Firstly, a little about the International Diabetes Federation, (IDF) that is an umbrella organization of over 230 national diabetes associations in more than 160 countries and territories. The Federation has been leading the global diabetes community since 1950. It is headquartered in Brussels, Belgium, and was founded on 23 September 1950.

The South African Diabetes Association (as it was first called) was officially founded in 1969 and the National Office was established in Cape Town. Mid-1995 they relocated to Rosebank, Johannesburg. While there, the decision was made to change the name to Diabetes South Africa (DSA). Early in 2016 National office moved back to Cape Town to start another challenging but exciting chapter. We have been in existence for 53 years.   Education and Support is vital for people trying to manage their blood sugars every hour of every day all of their lives

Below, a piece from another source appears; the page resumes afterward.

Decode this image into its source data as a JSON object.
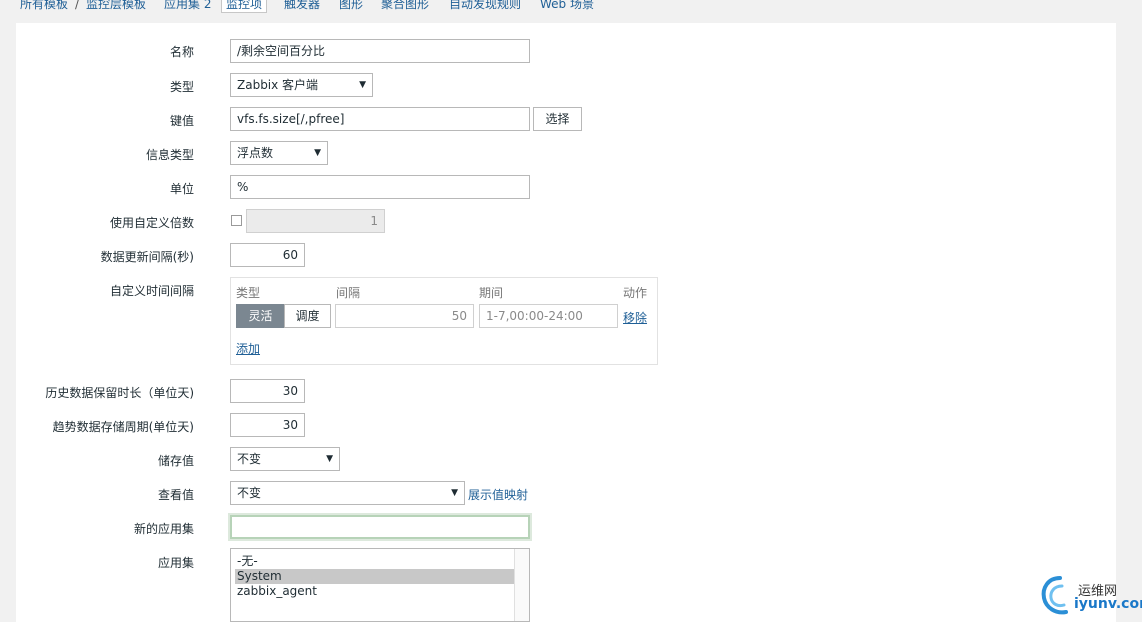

Diabetes SA is a member of IDF operates under their guidance. IDF is an authority on Diabetes and their advice is trustworthy. Education and Support is vital for people trying to manage their blood sugars every hour of every day all of their lives.  Correct knowledge is power. When you have the right knowledge, there are higher chances that you make the correct choice that help you to control your diabetes. So, we at DSA relate to the theme “Education to protect tomorrow” and strive to empower people with the correct knowledge, as, a better understanding of diabetes and the treatment of diabetes will help prevent the nasty complications of uncontrolled diabetes.

7. As National Chairman, what are your key goals as a contributor to Diabetes SA and as an individual?

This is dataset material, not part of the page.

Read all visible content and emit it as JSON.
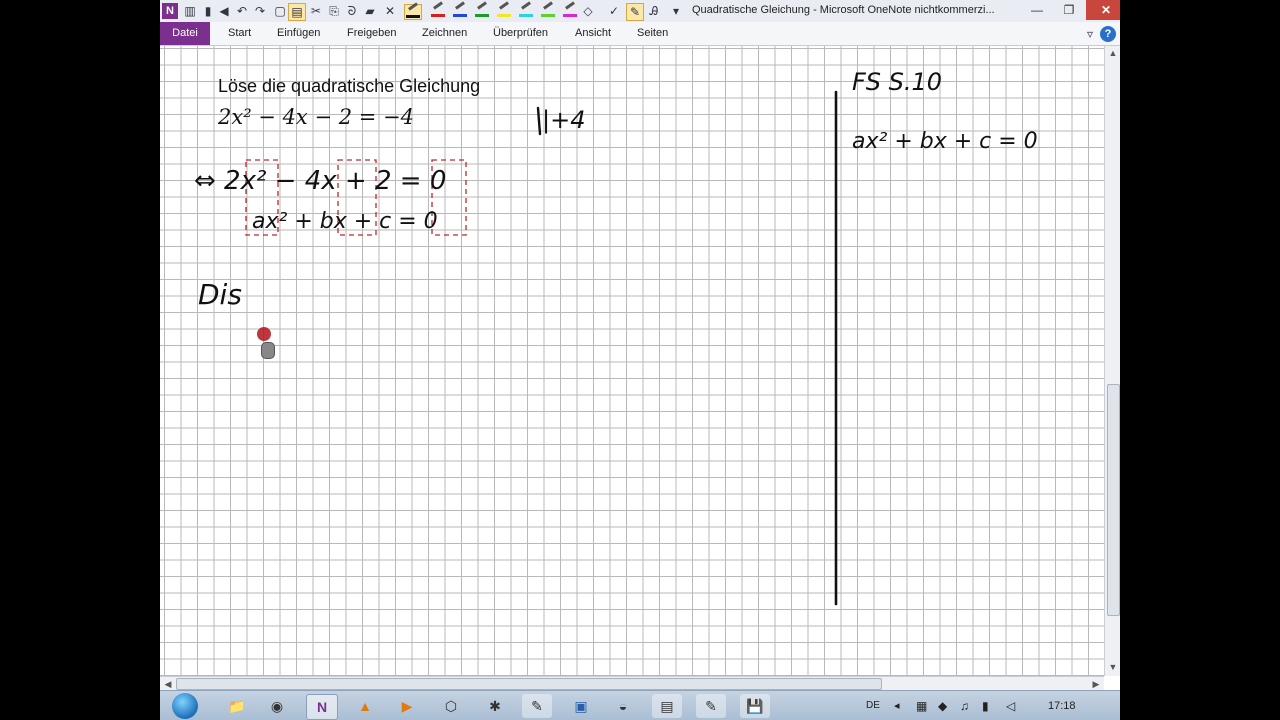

My key goals are to build DSA up to the organization that it was years ago, to have more branches and diabetes wellness groups where people can go and get information regarding the treatment and care of their diabetes. We would love to have the funds to financially help people with Diabetes, but we are a NPO and receive no Government funds, but rely on donations and membership fees. We have very few paid employees and the majority of our Management Boards are all volunteers. 

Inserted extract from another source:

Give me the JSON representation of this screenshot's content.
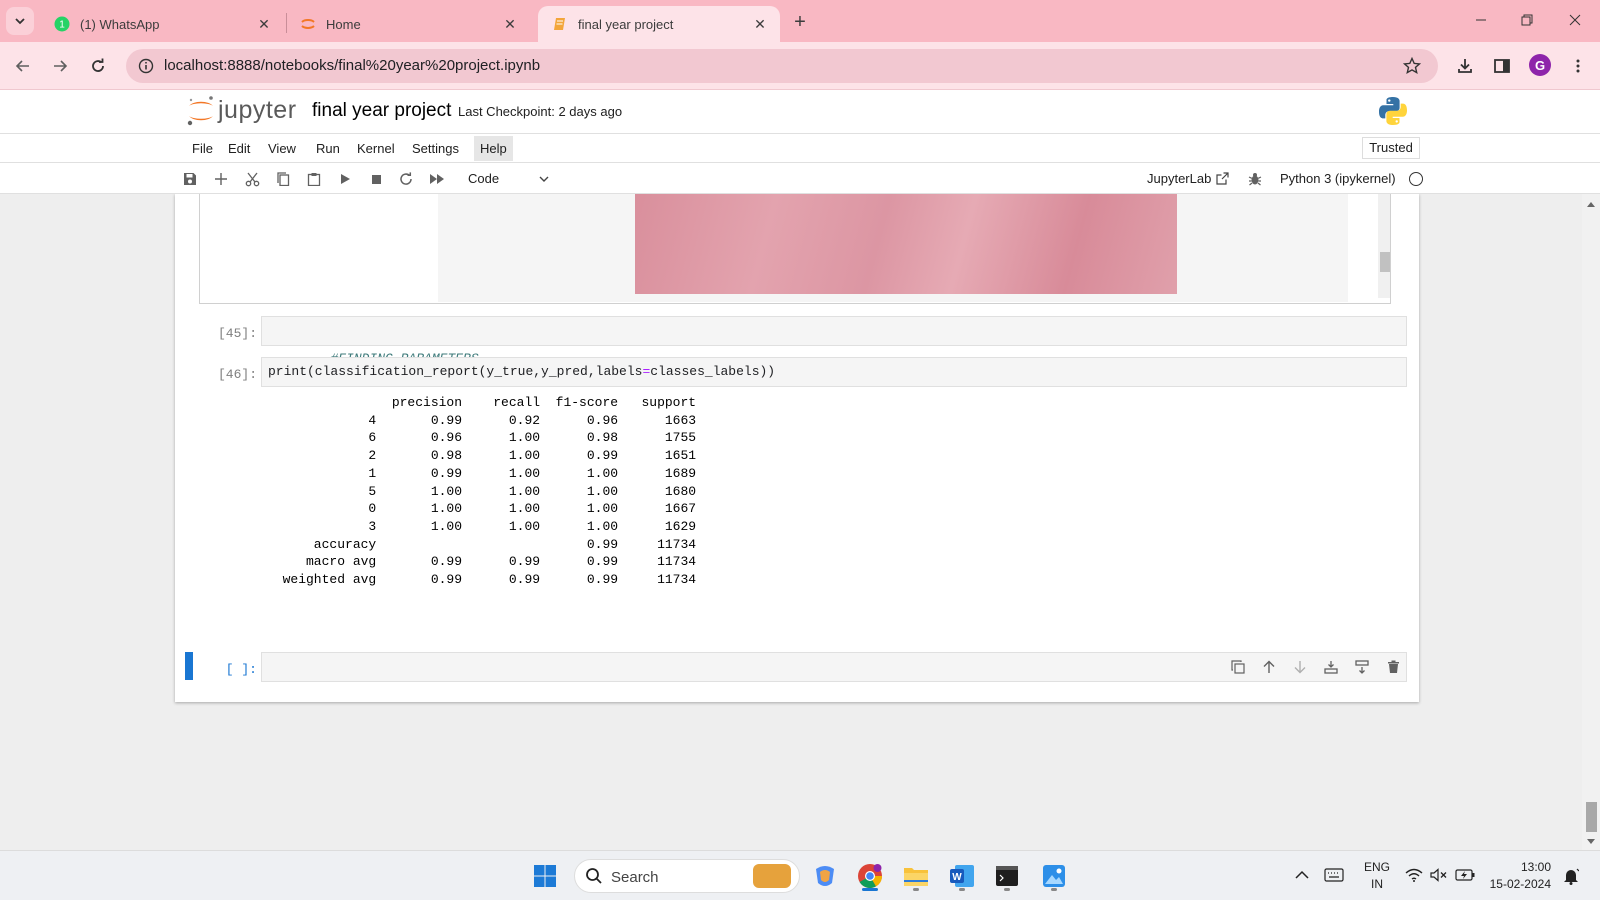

8. Part of the Associations mission is “Empowering all those affected by Diabetes through support, education and information” What initiatives does the Association have in place to achieve this?
  • A Youth and Children’s Outreach with camps, events, and fun activities designed to assist and educate parents and their Children with Type 1 diabetes.
  • Community Outreach throughout South Africa with Awareness Events and Testing.
  • A Diabetes SA Website     www.diabetessa.org.za    full of information on diabetes
  •  E-magazine DIABETES FOCUS free on the website
  • A HELPLINE on our website above for people with diabetes to contact if they have questions or concerns.
  • An endorsement programme approving products that are suitable for people with diabetes
  • Starting, monitoring and supporting Diabetes Community Wellness groups throughout S.A.
9. What is your view of having youth participating in this fight against diabetes and building careers in this cause?

I fully agree to the incorporation of the youth in the efforts to combat diabetes. We encourage the youth who have diabetes to become actively involved in Diabetes SA as they are the future leaders. We, in Port Elizabeth, have a group called the DSA Young Guns, and they are doing magnificent work in helping the Type1’s cope with living with Diabetes.

We also have a young adult Type1 who has been elected by the IDF to serve for two years as a Young Leader in Diabetes, (YLD).  He will be attending an IDF Training Seminar for YLD from all over the world, in Lisbon, Portugal from 5 to 9 December 2022.   

10. What should we expect from Diabetes SA for 2023?

We will continue with our efforts to curb diabetes by holding on-going Diabetes Awareness Campaigns and encouraging Healthy Lifestyles

We will continue and increase our efforts to offer and provide education, information, counselling and support to all those who have diabetes and their families in South Africa